This was supposed to be a rebuilding season, but the Baby Bombers have exceeded all expectations and qualified for the playoffs. Despite that glorious achievement, the best part of 2017 has definitely been following the rise of Aaron Judge, the Yankees’ monster right fielder, who has been the talk of baseball.
He hit 30 homers before the All Star break, shattering the Yankees’ rookie HR record previous held by Joe DiMaggio. You break one of Joltin’ Joe’s records, and you are definitely going to raise some eyebrows around the Major Leagues.
He then went on to win the Home Run Derby at the All Star Game, firmly cementing himself as a serious Big League power hitter.
And the whole time, he did it all with such humility. He never showed up a pitcher or the other team when he hit a mammoth home run. There was no standing at the plate to admire his moonshots. No dramatic bat flips. No outrageous quotes for the press.
He would just put his head down and run the bases.
I have seen countless clips of Judge signing autographs for kids before a game. Whenever he is interviewed, he is well spoken and polite, and manages to steer the conversation towards his teammates and the performance of the team as a whole.

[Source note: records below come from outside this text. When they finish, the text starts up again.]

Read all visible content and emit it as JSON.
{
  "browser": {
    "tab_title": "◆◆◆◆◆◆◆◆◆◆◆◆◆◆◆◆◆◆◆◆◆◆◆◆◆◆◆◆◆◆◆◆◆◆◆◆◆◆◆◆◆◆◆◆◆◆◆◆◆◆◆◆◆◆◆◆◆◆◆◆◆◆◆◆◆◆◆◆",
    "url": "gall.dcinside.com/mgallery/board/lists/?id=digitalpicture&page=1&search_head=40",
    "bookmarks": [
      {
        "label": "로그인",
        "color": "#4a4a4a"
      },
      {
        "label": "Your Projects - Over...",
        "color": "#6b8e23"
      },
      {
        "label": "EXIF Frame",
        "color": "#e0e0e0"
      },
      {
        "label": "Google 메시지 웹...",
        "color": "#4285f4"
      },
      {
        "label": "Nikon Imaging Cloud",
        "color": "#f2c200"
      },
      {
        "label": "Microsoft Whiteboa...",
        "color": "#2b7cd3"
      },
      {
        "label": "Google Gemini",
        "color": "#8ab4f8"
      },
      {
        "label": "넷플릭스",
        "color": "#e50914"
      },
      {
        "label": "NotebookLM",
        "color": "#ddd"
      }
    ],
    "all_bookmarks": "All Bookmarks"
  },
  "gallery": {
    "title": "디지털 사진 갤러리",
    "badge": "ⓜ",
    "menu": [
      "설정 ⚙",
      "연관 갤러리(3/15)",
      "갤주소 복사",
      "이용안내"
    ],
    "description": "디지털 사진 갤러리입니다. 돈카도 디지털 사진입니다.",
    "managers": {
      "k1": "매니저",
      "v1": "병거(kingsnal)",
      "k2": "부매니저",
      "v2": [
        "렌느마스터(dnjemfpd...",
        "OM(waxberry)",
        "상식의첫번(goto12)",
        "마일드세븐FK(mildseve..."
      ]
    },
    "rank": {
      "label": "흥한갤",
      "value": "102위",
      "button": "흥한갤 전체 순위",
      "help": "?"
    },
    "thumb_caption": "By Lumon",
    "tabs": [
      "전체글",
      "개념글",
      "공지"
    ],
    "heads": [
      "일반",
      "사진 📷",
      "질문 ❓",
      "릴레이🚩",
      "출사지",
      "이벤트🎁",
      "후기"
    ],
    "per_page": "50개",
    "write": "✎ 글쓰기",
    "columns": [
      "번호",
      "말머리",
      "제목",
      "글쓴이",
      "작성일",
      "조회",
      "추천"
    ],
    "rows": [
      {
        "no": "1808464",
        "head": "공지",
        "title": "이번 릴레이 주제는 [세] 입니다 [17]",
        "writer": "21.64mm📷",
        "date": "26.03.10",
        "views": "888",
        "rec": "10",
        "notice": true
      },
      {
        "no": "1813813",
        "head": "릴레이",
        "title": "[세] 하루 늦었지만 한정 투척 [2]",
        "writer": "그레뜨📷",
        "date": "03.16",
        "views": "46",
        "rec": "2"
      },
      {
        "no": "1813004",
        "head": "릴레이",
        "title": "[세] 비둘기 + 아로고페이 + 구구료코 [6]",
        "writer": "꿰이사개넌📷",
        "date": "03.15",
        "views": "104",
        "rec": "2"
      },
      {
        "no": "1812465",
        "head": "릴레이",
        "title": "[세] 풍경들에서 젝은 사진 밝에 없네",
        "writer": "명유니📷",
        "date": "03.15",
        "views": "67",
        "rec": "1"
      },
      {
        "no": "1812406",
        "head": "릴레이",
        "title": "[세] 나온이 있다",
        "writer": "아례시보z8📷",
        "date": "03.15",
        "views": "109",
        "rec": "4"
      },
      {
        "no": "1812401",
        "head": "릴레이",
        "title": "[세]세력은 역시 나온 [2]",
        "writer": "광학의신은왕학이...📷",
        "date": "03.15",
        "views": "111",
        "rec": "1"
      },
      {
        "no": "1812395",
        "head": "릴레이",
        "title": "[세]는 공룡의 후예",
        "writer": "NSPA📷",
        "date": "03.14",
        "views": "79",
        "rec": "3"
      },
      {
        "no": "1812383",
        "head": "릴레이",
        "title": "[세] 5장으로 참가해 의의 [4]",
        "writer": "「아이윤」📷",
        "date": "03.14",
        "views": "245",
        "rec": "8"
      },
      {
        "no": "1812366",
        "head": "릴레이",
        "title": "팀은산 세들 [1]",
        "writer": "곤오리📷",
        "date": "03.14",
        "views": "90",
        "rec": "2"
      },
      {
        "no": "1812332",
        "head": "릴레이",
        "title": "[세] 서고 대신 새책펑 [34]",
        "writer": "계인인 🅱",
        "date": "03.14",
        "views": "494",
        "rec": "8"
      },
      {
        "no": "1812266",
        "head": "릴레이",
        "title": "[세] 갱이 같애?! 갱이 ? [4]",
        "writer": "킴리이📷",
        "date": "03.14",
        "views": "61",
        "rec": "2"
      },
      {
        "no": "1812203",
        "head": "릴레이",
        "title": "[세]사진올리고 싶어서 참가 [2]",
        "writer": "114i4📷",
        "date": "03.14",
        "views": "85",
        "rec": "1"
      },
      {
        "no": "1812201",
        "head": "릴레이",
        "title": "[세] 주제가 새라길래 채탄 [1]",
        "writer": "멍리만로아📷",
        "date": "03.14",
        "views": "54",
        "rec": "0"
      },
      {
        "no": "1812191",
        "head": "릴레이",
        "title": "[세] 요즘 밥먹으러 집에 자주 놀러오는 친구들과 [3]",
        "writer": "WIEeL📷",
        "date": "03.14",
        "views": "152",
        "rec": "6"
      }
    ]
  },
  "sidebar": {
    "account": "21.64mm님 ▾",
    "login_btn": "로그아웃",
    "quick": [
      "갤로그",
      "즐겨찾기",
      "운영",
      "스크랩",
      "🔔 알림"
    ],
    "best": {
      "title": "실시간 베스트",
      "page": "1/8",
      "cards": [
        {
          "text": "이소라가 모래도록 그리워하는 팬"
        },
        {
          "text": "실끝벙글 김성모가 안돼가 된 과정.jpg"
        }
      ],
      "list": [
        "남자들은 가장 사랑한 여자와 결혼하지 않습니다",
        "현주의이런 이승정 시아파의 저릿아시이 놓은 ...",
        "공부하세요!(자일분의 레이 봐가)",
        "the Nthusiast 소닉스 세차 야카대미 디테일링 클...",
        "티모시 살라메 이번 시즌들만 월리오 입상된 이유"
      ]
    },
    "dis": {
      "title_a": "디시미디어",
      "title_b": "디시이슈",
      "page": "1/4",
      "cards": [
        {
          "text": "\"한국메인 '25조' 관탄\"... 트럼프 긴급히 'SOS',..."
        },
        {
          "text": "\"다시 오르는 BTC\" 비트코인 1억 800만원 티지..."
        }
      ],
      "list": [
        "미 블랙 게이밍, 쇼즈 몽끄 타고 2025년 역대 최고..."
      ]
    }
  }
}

There is no “I” in Aaron Judge, Modern Philosophers. And that is something you don’t see much of in sports these days.
I was most impressed by how #99 handled a horrendous post-All Star Game slump. He set a Major League record for most consecutive games with a strikeout.
His batting average was in free fall.
The home runs weren’t flying off his bat.
In fact, the ball didn’t seem to be finding his bat at all.
Every day, the talking heads would go on the air and argue about what was wrong with Aaron Judge. Some asked if the first half of the season was a fluke. Others called for him to be dropped in the lineup or even benched.
Judge never lost his cool or spoke out in the press. He didn’t ask to sit. He just kept playing. He went out there every day and helped the Yankees win with his defense, or by drawing another walk to get on base.
During that slump, Judge managed to break the Major League record for most walks by a rookie in a season.
Sure, I got frustrated every time he struck out, but I never stopped believing in him.
He’s 25 years old. Cut the kid some slack!
I think that’s what spoke to me the most, Modern Philosophers. It reminded me of my childhood when I’d get a 99 on a test and my Stepmother would ask why I didn’t get 100.
Nothing was never good enough for her. I’d bring home stellar grades, but she always wanted more.
So I felt bad for Aaron Judge. I only had one overbearing Stepmother to deal with, but he had to contend with millions of Yankee fans with inflated expectations, thousands of members of the media looking for a story, and millions more fans who hated the Yankees and wanted Judge to fail.
Through it all, he kept putting on the uniform, picking up a bat, and soldiering on.
This afternoon, on a beautiful September afternoon in the Bronx, Aaron Judge hit his forty-ninth and fiftieth home runs of the season.
The second blast shattered the record, and made Judge the only rookie in Major League history to hit 50 round trippers in a season.
Yankees fan or not, you should all rise to honor the young man. I know it’s just a game, but it’s one hell of an achievement.
And a great inspiration for how we should all push on when times get tough…